From the first entry to the last, copy the material exactly as it stands.

Entries shown:
_ _ _

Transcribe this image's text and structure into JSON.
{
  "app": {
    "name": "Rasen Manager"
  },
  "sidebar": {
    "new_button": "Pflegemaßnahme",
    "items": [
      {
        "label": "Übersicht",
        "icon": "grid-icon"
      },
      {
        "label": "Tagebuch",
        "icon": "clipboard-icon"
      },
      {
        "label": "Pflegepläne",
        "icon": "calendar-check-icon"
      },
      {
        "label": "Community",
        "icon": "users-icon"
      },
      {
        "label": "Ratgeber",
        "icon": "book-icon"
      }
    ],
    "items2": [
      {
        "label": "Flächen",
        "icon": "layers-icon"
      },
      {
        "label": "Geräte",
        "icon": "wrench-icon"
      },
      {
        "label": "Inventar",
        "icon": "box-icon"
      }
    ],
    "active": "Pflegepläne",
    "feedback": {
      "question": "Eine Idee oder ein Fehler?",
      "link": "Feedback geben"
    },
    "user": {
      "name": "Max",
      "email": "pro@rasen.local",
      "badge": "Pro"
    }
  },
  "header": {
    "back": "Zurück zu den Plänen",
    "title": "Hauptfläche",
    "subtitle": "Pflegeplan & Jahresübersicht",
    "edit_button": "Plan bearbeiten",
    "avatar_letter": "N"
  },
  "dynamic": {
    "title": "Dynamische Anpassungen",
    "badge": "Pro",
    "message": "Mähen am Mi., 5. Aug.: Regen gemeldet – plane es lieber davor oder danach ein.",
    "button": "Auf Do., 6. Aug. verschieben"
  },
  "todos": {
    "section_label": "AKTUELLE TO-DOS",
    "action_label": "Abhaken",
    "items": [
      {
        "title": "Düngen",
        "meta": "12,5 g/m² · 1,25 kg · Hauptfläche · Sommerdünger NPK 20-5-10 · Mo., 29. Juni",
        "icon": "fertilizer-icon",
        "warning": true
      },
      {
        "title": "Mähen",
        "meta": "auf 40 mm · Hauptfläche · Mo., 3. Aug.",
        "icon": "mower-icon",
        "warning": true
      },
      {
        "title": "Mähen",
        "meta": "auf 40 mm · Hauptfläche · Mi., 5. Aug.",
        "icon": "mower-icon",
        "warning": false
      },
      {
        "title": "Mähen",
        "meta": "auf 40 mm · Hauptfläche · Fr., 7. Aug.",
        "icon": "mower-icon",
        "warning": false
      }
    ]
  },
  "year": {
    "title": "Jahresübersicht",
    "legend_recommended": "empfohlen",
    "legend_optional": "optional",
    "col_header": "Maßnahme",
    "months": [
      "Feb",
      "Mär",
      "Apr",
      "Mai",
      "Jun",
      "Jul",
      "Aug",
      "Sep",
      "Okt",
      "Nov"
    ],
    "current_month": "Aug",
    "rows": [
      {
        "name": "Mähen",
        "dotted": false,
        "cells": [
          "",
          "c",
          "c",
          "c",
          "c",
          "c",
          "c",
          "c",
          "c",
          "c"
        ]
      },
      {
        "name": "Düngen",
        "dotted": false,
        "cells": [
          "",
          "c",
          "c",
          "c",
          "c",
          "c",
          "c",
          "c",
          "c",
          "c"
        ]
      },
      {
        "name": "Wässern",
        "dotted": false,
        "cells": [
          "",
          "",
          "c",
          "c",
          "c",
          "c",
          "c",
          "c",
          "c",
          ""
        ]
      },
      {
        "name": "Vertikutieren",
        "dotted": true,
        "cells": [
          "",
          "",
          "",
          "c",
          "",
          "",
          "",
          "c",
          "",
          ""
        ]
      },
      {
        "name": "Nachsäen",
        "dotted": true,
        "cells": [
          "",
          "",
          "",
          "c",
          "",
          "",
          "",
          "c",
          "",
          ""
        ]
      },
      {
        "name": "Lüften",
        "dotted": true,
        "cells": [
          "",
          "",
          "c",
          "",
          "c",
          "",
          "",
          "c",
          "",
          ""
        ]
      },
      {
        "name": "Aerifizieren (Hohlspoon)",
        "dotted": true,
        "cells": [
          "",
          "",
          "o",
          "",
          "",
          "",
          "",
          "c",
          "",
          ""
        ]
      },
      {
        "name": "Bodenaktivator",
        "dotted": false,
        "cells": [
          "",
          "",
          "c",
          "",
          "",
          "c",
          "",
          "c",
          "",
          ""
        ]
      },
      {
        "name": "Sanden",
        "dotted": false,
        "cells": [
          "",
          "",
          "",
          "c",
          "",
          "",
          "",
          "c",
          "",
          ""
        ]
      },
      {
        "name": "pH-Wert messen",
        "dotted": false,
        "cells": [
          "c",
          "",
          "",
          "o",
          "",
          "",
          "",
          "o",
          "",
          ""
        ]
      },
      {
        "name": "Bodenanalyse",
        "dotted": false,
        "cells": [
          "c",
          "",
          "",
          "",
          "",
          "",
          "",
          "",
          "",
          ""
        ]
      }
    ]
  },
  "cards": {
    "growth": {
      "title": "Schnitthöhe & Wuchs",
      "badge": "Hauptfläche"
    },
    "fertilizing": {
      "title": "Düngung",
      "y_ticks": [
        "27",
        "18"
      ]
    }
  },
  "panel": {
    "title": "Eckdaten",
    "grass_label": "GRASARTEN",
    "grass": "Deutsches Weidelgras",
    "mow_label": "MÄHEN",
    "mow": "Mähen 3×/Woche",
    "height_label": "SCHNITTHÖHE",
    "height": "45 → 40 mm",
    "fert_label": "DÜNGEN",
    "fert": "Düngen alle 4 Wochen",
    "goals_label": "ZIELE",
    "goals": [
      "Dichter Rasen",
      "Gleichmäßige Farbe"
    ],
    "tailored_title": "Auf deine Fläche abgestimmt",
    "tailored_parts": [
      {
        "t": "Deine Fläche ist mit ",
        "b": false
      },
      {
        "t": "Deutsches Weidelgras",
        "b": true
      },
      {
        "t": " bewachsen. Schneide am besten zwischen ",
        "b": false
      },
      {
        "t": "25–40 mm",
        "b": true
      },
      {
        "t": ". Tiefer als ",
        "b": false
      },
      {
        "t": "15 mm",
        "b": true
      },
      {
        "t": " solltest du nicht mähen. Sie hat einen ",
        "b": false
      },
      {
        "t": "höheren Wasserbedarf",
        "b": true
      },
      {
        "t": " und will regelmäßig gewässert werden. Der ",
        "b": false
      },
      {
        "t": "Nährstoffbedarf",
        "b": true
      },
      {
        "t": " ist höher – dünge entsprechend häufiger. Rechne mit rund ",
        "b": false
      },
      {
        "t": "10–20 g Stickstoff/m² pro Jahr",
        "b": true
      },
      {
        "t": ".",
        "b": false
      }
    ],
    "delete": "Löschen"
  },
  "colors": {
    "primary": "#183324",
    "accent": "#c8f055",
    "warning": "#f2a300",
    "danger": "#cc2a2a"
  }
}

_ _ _

Exercise result:
Transcribe this image's text and structure into JSON.
{
  "app": {
    "name": "Rasen Manager"
  },
  "sidebar": {
    "new_button": "Pflegemaßnahme",
    "items": [
      {
        "label": "Übersicht",
        "icon": "grid-icon"
      },
      {
        "label": "Tagebuch",
        "icon": "clipboard-icon"
      },
      {
        "label": "Pflegepläne",
        "icon": "calendar-check-icon"
      },
      {
        "label": "Community",
        "icon": "users-icon"
      },
      {
        "label": "Ratgeber",
        "icon": "book-icon"
      }
    ],
    "items2": [
      {
        "label": "Flächen",
        "icon": "layers-icon"
      },
      {
        "label": "Geräte",
        "icon": "wrench-icon"
      },
      {
        "label": "Inventar",
        "icon": "box-icon"
      }
    ],
    "active": "Pflegepläne",
    "feedback": {
      "question": "Eine Idee oder ein Fehler?",
      "link": "Feedback geben"
    },
    "user": {
      "name": "Max",
      "email": "pro@rasen.local",
      "badge": "Pro"
    }
  },
  "header": {
    "back": "Zurück zu den Plänen",
    "title": "Hauptfläche",
    "subtitle": "Pflegeplan & Jahresübersicht",
    "edit_button": "Plan bearbeiten",
    "avatar_letter": "N"
  },
  "dynamic": {
    "title": "Dynamische Anpassungen",
    "badge": "Pro",
    "message": "Mähen am Mi., 5. Aug.: Regen gemeldet – plane es lieber davor oder danach ein.",
    "button": "Auf Do., 6. Aug. verschieben"
  },
  "todos": {
    "section_label": "AKTUELLE TO-DOS",
    "action_label": "Abhaken",
    "items": [
      {
        "title": "Düngen",
        "meta": "12,5 g/m² · 1,25 kg · Hauptfläche · Sommerdünger NPK 20-5-10 · Mo., 29. Juni",
        "icon": "fertilizer-icon",
        "warning": true
      },
      {
        "title": "Mähen",
        "meta": "auf 40 mm · Hauptfläche · Mo., 3. Aug.",
        "icon": "mower-icon",
        "warning": true
      },
      {
        "title": "Mähen",
        "meta": "auf 40 mm · Hauptfläche · Mi., 5. Aug.",
        "icon": "mower-icon",
        "warning": false
      },
      {
        "title": "Mähen",
        "meta": "auf 40 mm · Hauptfläche · Fr., 7. Aug.",
        "icon": "mower-icon",
        "warning": false
      }
    ]
  },
  "year": {
    "title": "Jahresübersicht",
    "legend_recommended": "empfohlen",
    "legend_optional": "optional",
    "col_header": "Maßnahme",
    "months": [
      "Feb",
      "Mär",
      "Apr",
      "Mai",
      "Jun",
      "Jul",
      "Aug",
      "Sep",
      "Okt",
      "Nov"
    ],
    "current_month": "Aug",
    "rows": [
      {
        "name": "Mähen",
        "dotted": false,
        "cells": [
          "",
          "c",
          "c",
          "c",
          "c",
          "c",
          "c",
          "c",
          "c",
          "c"
        ]
      },
      {
        "name": "Düngen",
        "dotted": false,
        "cells": [
          "",
          "c",
          "c",
          "c",
          "c",
          "c",
          "c",
          "c",
          "c",
          "c"
        ]
      },
      {
        "name": "Wässern",
        "dotted": false,
        "cells": [
          "",
          "",
          "c",
          "c",
          "c",
          "c",
          "c",
          "c",
          "c",
          ""
        ]
      },
      {
        "name": "Vertikutieren",
        "dotted": true,
        "cells": [
          "",
          "",
          "",
          "c",
          "",
          "",
          "",
          "c",
          "",
          ""
        ]
      },
      {
        "name": "Nachsäen",
        "dotted": true,
        "cells": [
          "",
          "",
          "",
          "c",
          "",
          "",
          "",
          "c",
          "",
          ""
        ]
      },
      {
        "name": "Lüften",
        "dotted": true,
        "cells": [
          "",
          "",
          "c",
          "",
          "c",
          "",
          "",
          "c",
          "",
          ""
        ]
      },
      {
        "name": "Aerifizieren (Hohlspoon)",
        "dotted": true,
        "cells": [
          "",
          "",
          "o",
          "",
          "",
          "",
          "",
          "c",
          "",
          ""
        ]
      },
      {
        "name": "Bodenaktivator",
        "dotted": false,
        "cells": [
          "",
          "",
          "c",
          "",
          "",
          "c",
          "",
          "c",
          "",
          ""
        ]
      },
      {
        "name": "Sanden",
        "dotted": false,
        "cells": [
          "",
          "",
          "",
          "c",
          "",
          "",
          "",
          "c",
          "",
          ""
        ]
      },
      {
        "name": "pH-Wert messen",
        "dotted": false,
        "cells": [
          "c",
          "",
          "",
          "o",
          "",
          "",
          "",
          "o",
          "",
          ""
        ]
      },
      {
        "name": "Bodenanalyse",
        "dotted": false,
        "cells": [
          "c",
          "",
          "",
          "",
          "",
          "",
          "",
          "",
          "",
          ""
        ]
      }
    ]
  },
  "cards": {
    "growth": {
      "title": "Schnitthöhe & Wuchs",
      "badge": "Hauptfläche"
    },
    "fertilizing": {
      "title": "Düngung",
      "y_ticks": [
        "27",
        "18"
      ]
    }
  },
  "panel": {
    "title": "Eckdaten",
    "grass_label": "GRASARTEN",
    "grass": "Deutsches Weidelgras",
    "mow_label": "MÄHEN",
    "mow": "Mähen 3×/Woche",
    "height_label": "SCHNITTHÖHE",
    "height": "45 → 40 mm",
    "fert_label": "DÜNGEN",
    "fert": "Düngen alle 4 Wochen",
    "goals_label": "ZIELE",
    "goals": [
      "Dichter Rasen",
      "Gleichmäßige Farbe"
    ],
    "tailored_title": "Auf deine Fläche abgestimmt",
    "tailored_parts": [
      {
        "t": "Deine Fläche ist mit ",
        "b": false
      },
      {
        "t": "Deutsches Weidelgras",
        "b": true
      },
      {
        "t": " bewachsen. Schneide am besten zwischen ",
        "b": false
      },
      {
        "t": "25–40 mm",
        "b": true
      },
      {
        "t": ". Tiefer als ",
        "b": false
      },
      {
        "t": "15 mm",
        "b": true
      },
      {
        "t": " solltest du nicht mähen. Sie hat einen ",
        "b": false
      },
      {
        "t": "höheren Wasserbedarf",
        "b": true
      },
      {
        "t": " und will regelmäßig gewässert werden. Der ",
        "b": false
      },
      {
        "t": "Nährstoffbedarf",
        "b": true
      },
      {
        "t": " ist höher – dünge entsprechend häufiger. Rechne mit rund ",
        "b": false
      },
      {
        "t": "10–20 g Stickstoff/m² pro Jahr",
        "b": true
      },
      {
        "t": ".",
        "b": false
      }
    ],
    "delete": "Löschen"
  },
  "colors": {
    "primary": "#183324",
    "accent": "#c8f055",
    "warning": "#f2a300",
    "danger": "#cc2a2a"
  }
}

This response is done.